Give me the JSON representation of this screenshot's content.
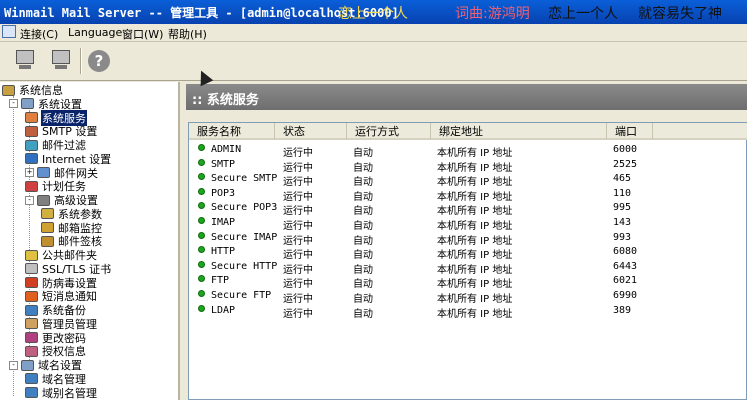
{
  "window": {
    "title": "Winmail Mail Server -- 管理工具 - [admin@localhost:6000]",
    "overlay_texts": [
      "恋上一个人",
      "词曲:游鸿明",
      "恋上一个人",
      "就容易失了神"
    ],
    "colors": {
      "titlebar": "#0a5fd8",
      "overlay_gold": "#f5d84c",
      "overlay_pink": "#f06070",
      "overlay_black": "#111111"
    }
  },
  "menu": {
    "items": [
      "连接(C)",
      "Language",
      "窗口(W)",
      "帮助(H)"
    ]
  },
  "toolbar": {
    "buttons": [
      {
        "name": "connect-icon"
      },
      {
        "name": "disconnect-icon"
      },
      {
        "name": "help-icon",
        "glyph": "?"
      }
    ]
  },
  "tree": {
    "items": [
      {
        "label": "系统信息",
        "depth": 0,
        "expander": "",
        "icon": "server-icon",
        "color": "#c8a040"
      },
      {
        "label": "系统设置",
        "depth": 1,
        "expander": "-",
        "icon": "settings-icon",
        "color": "#80a0c8"
      },
      {
        "label": "系统服务",
        "depth": 2,
        "expander": "",
        "icon": "services-icon",
        "color": "#e08040",
        "selected": true
      },
      {
        "label": "SMTP 设置",
        "depth": 2,
        "expander": "",
        "icon": "smtp-icon",
        "color": "#c06040"
      },
      {
        "label": "邮件过滤",
        "depth": 2,
        "expander": "",
        "icon": "filter-icon",
        "color": "#40a0c0"
      },
      {
        "label": "Internet 设置",
        "depth": 2,
        "expander": "",
        "icon": "globe-icon",
        "color": "#3070c0"
      },
      {
        "label": "邮件网关",
        "depth": 2,
        "expander": "+",
        "icon": "gateway-icon",
        "color": "#6090d0"
      },
      {
        "label": "计划任务",
        "depth": 2,
        "expander": "",
        "icon": "schedule-icon",
        "color": "#d04040"
      },
      {
        "label": "高级设置",
        "depth": 2,
        "expander": "-",
        "icon": "advanced-icon",
        "color": "#808080"
      },
      {
        "label": "系统参数",
        "depth": 3,
        "expander": "",
        "icon": "params-icon",
        "color": "#d0b040"
      },
      {
        "label": "邮箱监控",
        "depth": 3,
        "expander": "",
        "icon": "monitor-icon",
        "color": "#d0a030"
      },
      {
        "label": "邮件签核",
        "depth": 3,
        "expander": "",
        "icon": "approve-icon",
        "color": "#c09030"
      },
      {
        "label": "公共邮件夹",
        "depth": 2,
        "expander": "",
        "icon": "folder-icon",
        "color": "#e0c040"
      },
      {
        "label": "SSL/TLS 证书",
        "depth": 2,
        "expander": "",
        "icon": "certificate-icon",
        "color": "#c0c0c0"
      },
      {
        "label": "防病毒设置",
        "depth": 2,
        "expander": "",
        "icon": "antivirus-icon",
        "color": "#d04020"
      },
      {
        "label": "短消息通知",
        "depth": 2,
        "expander": "",
        "icon": "sms-icon",
        "color": "#e06020"
      },
      {
        "label": "系统备份",
        "depth": 2,
        "expander": "",
        "icon": "backup-icon",
        "color": "#4080c0"
      },
      {
        "label": "管理员管理",
        "depth": 2,
        "expander": "",
        "icon": "admin-icon",
        "color": "#d0a060"
      },
      {
        "label": "更改密码",
        "depth": 2,
        "expander": "",
        "icon": "password-icon",
        "color": "#b04080"
      },
      {
        "label": "授权信息",
        "depth": 2,
        "expander": "",
        "icon": "license-icon",
        "color": "#c06080"
      },
      {
        "label": "域名设置",
        "depth": 1,
        "expander": "-",
        "icon": "domain-settings-icon",
        "color": "#80a0c8"
      },
      {
        "label": "域名管理",
        "depth": 2,
        "expander": "",
        "icon": "domain-icon",
        "color": "#4080c0"
      },
      {
        "label": "域别名管理",
        "depth": 2,
        "expander": "",
        "icon": "domain-alias-icon",
        "color": "#4080c0"
      }
    ]
  },
  "panel": {
    "title": ":: 系统服务"
  },
  "table": {
    "columns": [
      "服务名称",
      "状态",
      "运行方式",
      "绑定地址",
      "端口"
    ],
    "rows": [
      [
        "ADMIN",
        "运行中",
        "自动",
        "本机所有 IP 地址",
        "6000"
      ],
      [
        "SMTP",
        "运行中",
        "自动",
        "本机所有 IP 地址",
        "2525"
      ],
      [
        "Secure SMTP",
        "运行中",
        "自动",
        "本机所有 IP 地址",
        "465"
      ],
      [
        "POP3",
        "运行中",
        "自动",
        "本机所有 IP 地址",
        "110"
      ],
      [
        "Secure POP3",
        "运行中",
        "自动",
        "本机所有 IP 地址",
        "995"
      ],
      [
        "IMAP",
        "运行中",
        "自动",
        "本机所有 IP 地址",
        "143"
      ],
      [
        "Secure IMAP",
        "运行中",
        "自动",
        "本机所有 IP 地址",
        "993"
      ],
      [
        "HTTP",
        "运行中",
        "自动",
        "本机所有 IP 地址",
        "6080"
      ],
      [
        "Secure HTTP",
        "运行中",
        "自动",
        "本机所有 IP 地址",
        "6443"
      ],
      [
        "FTP",
        "运行中",
        "自动",
        "本机所有 IP 地址",
        "6021"
      ],
      [
        "Secure FTP",
        "运行中",
        "自动",
        "本机所有 IP 地址",
        "6990"
      ],
      [
        "LDAP",
        "运行中",
        "自动",
        "本机所有 IP 地址",
        "389"
      ]
    ],
    "status_color": "#1fa41f"
  }
}
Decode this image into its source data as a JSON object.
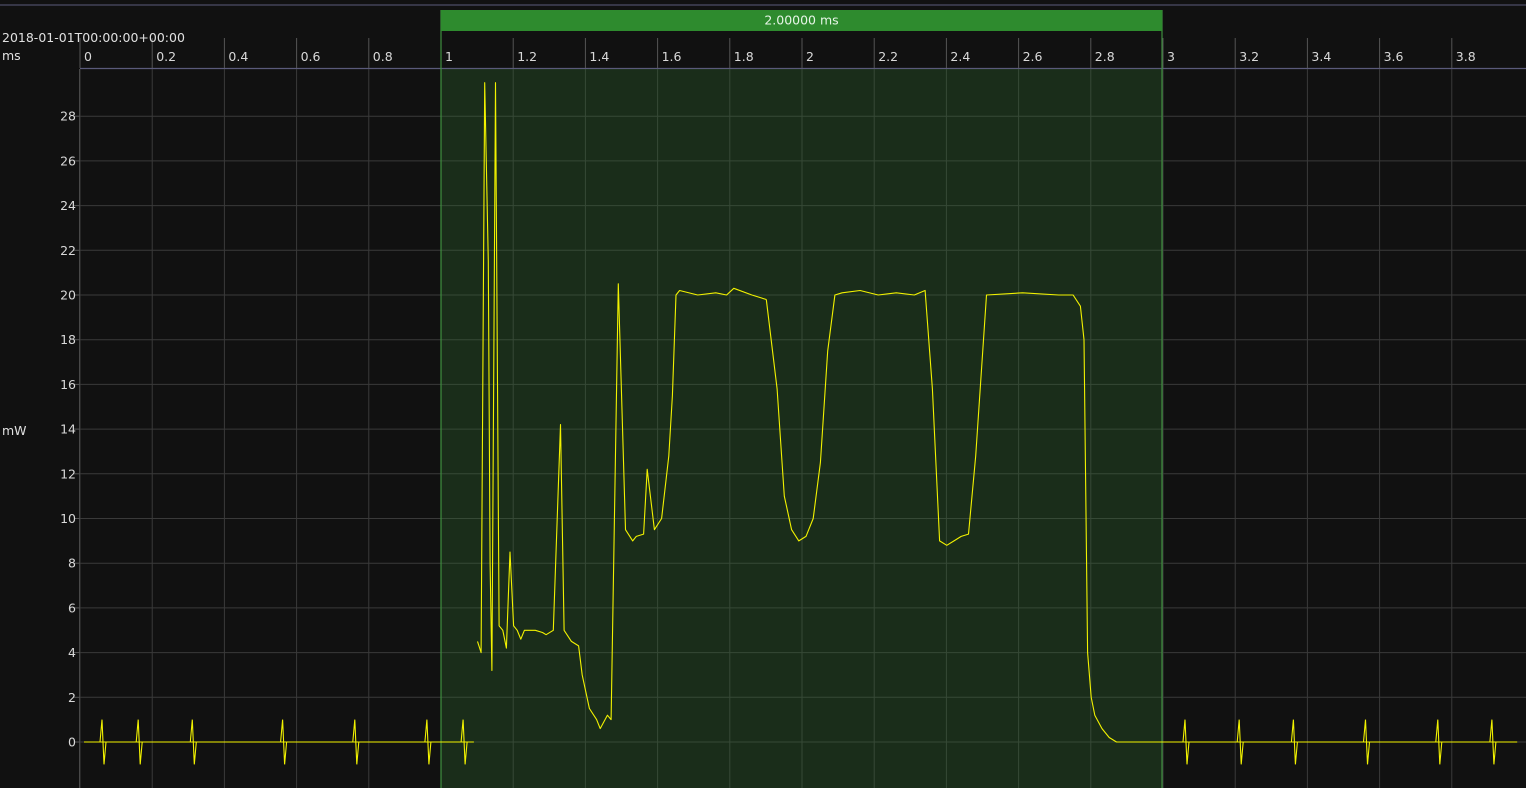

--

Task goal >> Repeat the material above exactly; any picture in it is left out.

Solution for this task >>
Give me the JSON representation of this screenshot's content.
{
  "window": {
    "title": "Winmail Mail Server -- 管理工具 - [admin@localhost:6000]",
    "overlay_texts": [
      "恋上一个人",
      "词曲:游鸿明",
      "恋上一个人",
      "就容易失了神"
    ],
    "colors": {
      "titlebar": "#0a5fd8",
      "overlay_gold": "#f5d84c",
      "overlay_pink": "#f06070",
      "overlay_black": "#111111"
    }
  },
  "menu": {
    "items": [
      "连接(C)",
      "Language",
      "窗口(W)",
      "帮助(H)"
    ]
  },
  "toolbar": {
    "buttons": [
      {
        "name": "connect-icon"
      },
      {
        "name": "disconnect-icon"
      },
      {
        "name": "help-icon",
        "glyph": "?"
      }
    ]
  },
  "tree": {
    "items": [
      {
        "label": "系统信息",
        "depth": 0,
        "expander": "",
        "icon": "server-icon",
        "color": "#c8a040"
      },
      {
        "label": "系统设置",
        "depth": 1,
        "expander": "-",
        "icon": "settings-icon",
        "color": "#80a0c8"
      },
      {
        "label": "系统服务",
        "depth": 2,
        "expander": "",
        "icon": "services-icon",
        "color": "#e08040",
        "selected": true
      },
      {
        "label": "SMTP 设置",
        "depth": 2,
        "expander": "",
        "icon": "smtp-icon",
        "color": "#c06040"
      },
      {
        "label": "邮件过滤",
        "depth": 2,
        "expander": "",
        "icon": "filter-icon",
        "color": "#40a0c0"
      },
      {
        "label": "Internet 设置",
        "depth": 2,
        "expander": "",
        "icon": "globe-icon",
        "color": "#3070c0"
      },
      {
        "label": "邮件网关",
        "depth": 2,
        "expander": "+",
        "icon": "gateway-icon",
        "color": "#6090d0"
      },
      {
        "label": "计划任务",
        "depth": 2,
        "expander": "",
        "icon": "schedule-icon",
        "color": "#d04040"
      },
      {
        "label": "高级设置",
        "depth": 2,
        "expander": "-",
        "icon": "advanced-icon",
        "color": "#808080"
      },
      {
        "label": "系统参数",
        "depth": 3,
        "expander": "",
        "icon": "params-icon",
        "color": "#d0b040"
      },
      {
        "label": "邮箱监控",
        "depth": 3,
        "expander": "",
        "icon": "monitor-icon",
        "color": "#d0a030"
      },
      {
        "label": "邮件签核",
        "depth": 3,
        "expander": "",
        "icon": "approve-icon",
        "color": "#c09030"
      },
      {
        "label": "公共邮件夹",
        "depth": 2,
        "expander": "",
        "icon": "folder-icon",
        "color": "#e0c040"
      },
      {
        "label": "SSL/TLS 证书",
        "depth": 2,
        "expander": "",
        "icon": "certificate-icon",
        "color": "#c0c0c0"
      },
      {
        "label": "防病毒设置",
        "depth": 2,
        "expander": "",
        "icon": "antivirus-icon",
        "color": "#d04020"
      },
      {
        "label": "短消息通知",
        "depth": 2,
        "expander": "",
        "icon": "sms-icon",
        "color": "#e06020"
      },
      {
        "label": "系统备份",
        "depth": 2,
        "expander": "",
        "icon": "backup-icon",
        "color": "#4080c0"
      },
      {
        "label": "管理员管理",
        "depth": 2,
        "expander": "",
        "icon": "admin-icon",
        "color": "#d0a060"
      },
      {
        "label": "更改密码",
        "depth": 2,
        "expander": "",
        "icon": "password-icon",
        "color": "#b04080"
      },
      {
        "label": "授权信息",
        "depth": 2,
        "expander": "",
        "icon": "license-icon",
        "color": "#c06080"
      },
      {
        "label": "域名设置",
        "depth": 1,
        "expander": "-",
        "icon": "domain-settings-icon",
        "color": "#80a0c8"
      },
      {
        "label": "域名管理",
        "depth": 2,
        "expander": "",
        "icon": "domain-icon",
        "color": "#4080c0"
      },
      {
        "label": "域别名管理",
        "depth": 2,
        "expander": "",
        "icon": "domain-alias-icon",
        "color": "#4080c0"
      }
    ]
  },
  "panel": {
    "title": ":: 系统服务"
  },
  "table": {
    "columns": [
      "服务名称",
      "状态",
      "运行方式",
      "绑定地址",
      "端口"
    ],
    "rows": [
      [
        "ADMIN",
        "运行中",
        "自动",
        "本机所有 IP 地址",
        "6000"
      ],
      [
        "SMTP",
        "运行中",
        "自动",
        "本机所有 IP 地址",
        "2525"
      ],
      [
        "Secure SMTP",
        "运行中",
        "自动",
        "本机所有 IP 地址",
        "465"
      ],
      [
        "POP3",
        "运行中",
        "自动",
        "本机所有 IP 地址",
        "110"
      ],
      [
        "Secure POP3",
        "运行中",
        "自动",
        "本机所有 IP 地址",
        "995"
      ],
      [
        "IMAP",
        "运行中",
        "自动",
        "本机所有 IP 地址",
        "143"
      ],
      [
        "Secure IMAP",
        "运行中",
        "自动",
        "本机所有 IP 地址",
        "993"
      ],
      [
        "HTTP",
        "运行中",
        "自动",
        "本机所有 IP 地址",
        "6080"
      ],
      [
        "Secure HTTP",
        "运行中",
        "自动",
        "本机所有 IP 地址",
        "6443"
      ],
      [
        "FTP",
        "运行中",
        "自动",
        "本机所有 IP 地址",
        "6021"
      ],
      [
        "Secure FTP",
        "运行中",
        "自动",
        "本机所有 IP 地址",
        "6990"
      ],
      [
        "LDAP",
        "运行中",
        "自动",
        "本机所有 IP 地址",
        "389"
      ]
    ],
    "status_color": "#1fa41f"
  }
}
Decode this image into its source data as a JSON object.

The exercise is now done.